I pumped an assortment of various software I use through it and everything ran just like it was supposed to. The Microsoft Touch Pack toys were fun for a while and GoogleEarth and Bing Maps absolutely fly, even with the 3d buildings! The touch interface is really slick. Whether swishing around in a browser, (PenFlicks seems to be the right helper), or stabbing at standard Windows icons and menus, it's very natural and responsive. Even small icons aren't that bad with a little practice. The non-flush bezel becomes an issue though. Many standard Windows functions are clustered around the screen edges where fat fingers just can't get to. A flush bezel lets you go a bit beyond the active display to compensate. Flipping back and forth between fingers and stylus is also very fluid and natural. No question that this is the way of the future. Right now there aren't a lot of programs that can take advantage of the multitouch functions but it won't be long in coming. I can't see investing in a new device that doesn't have multitouch input capability.

On my current penabled HP I use RitePen all the time. The customizable gesture macros and write anywhere features are terrific. On the touch enabled Lenovo however I was running in to conflicts between RitePen and PenFlicks and PanHand. Each is great in it's own way. It would just take a little time to sort out which to use when and how to tweak the settings so they don't interfere with each other.

I carried the tablet around on a couple forays away from my desk and like I expected the battery "handle" makes it feel big in the crook of my arm and somewhat off balance. For me tablet mode is strictly secondary landscape so I notice the extra weight hanging off the far edge more than someone else might. The touch functionality sure was nice though. Poke, poke, swish, got what I wanted and off to the next assignment.
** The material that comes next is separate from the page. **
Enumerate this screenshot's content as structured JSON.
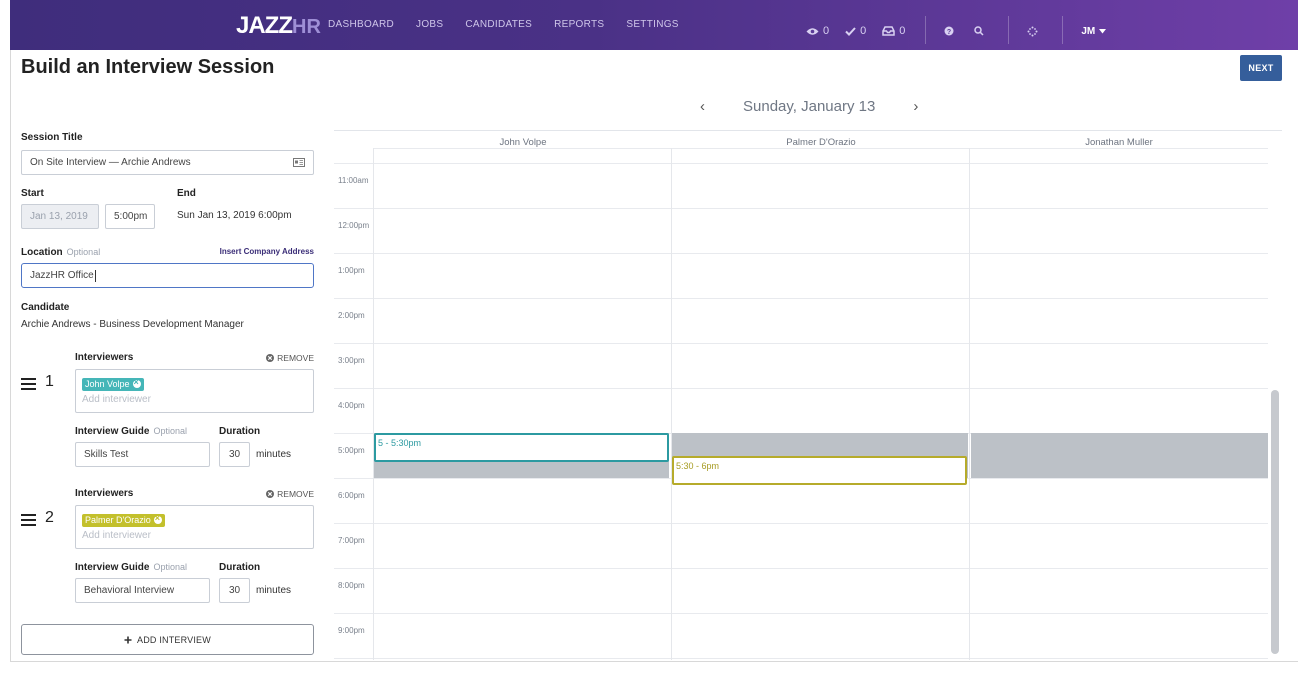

No need to resort to the stylus for quicky commands.

I offered to pass the tablet around the office but didn't have any takers, so I guess it's time to reluctantly pack it up and send it home.

Pros and cons:

Pro:
It's a ThinkPad and everything that goes with that reputation.
Fast processor, Bright screen, Low heat and noise output
Extended battery gives good but not exceptional run times
All of the manual controls are finger friendly (except maybe the lid latch slider)

Con:
Somewhat pricy. You definitely pay up front for the Lenovo reputation.
This is already the extended battery configuration. There's no real option for more runtime other than grid power. I'm not enamored with the handle battery concept.
The raised bezel has got to go. It's interfering with the touch function.

Overall opinion:
It's good. Very very good and certainly worthy of it's current popularity.